#### Action item
Please report, as a single number with no other text, how many lines of the listing contain "status".
- - - - - - -
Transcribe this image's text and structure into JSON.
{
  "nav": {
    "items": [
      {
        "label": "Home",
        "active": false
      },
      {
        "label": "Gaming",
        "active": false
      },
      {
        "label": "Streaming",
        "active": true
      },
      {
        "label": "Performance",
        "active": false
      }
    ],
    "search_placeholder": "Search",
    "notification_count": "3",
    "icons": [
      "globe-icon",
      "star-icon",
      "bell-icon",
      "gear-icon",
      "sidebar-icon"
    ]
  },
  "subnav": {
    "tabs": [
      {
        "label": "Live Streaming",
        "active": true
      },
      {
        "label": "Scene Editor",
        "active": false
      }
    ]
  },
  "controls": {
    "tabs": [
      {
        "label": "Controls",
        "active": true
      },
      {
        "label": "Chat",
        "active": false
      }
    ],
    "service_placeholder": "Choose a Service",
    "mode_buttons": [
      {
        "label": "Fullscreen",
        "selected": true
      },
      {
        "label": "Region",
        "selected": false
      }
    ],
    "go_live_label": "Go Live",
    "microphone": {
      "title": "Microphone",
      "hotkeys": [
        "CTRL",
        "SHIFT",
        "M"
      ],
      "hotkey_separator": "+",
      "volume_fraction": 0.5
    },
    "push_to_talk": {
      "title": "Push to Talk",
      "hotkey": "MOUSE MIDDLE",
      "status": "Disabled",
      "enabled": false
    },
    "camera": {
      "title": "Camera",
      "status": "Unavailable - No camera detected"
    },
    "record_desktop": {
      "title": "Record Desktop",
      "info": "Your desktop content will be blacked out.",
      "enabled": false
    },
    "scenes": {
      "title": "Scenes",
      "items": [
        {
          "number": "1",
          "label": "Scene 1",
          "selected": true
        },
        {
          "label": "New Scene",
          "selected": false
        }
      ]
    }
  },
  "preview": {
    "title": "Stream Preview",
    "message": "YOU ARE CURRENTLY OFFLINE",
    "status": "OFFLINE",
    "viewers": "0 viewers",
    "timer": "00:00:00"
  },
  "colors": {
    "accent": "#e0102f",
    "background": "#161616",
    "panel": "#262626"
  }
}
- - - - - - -
#### Output
3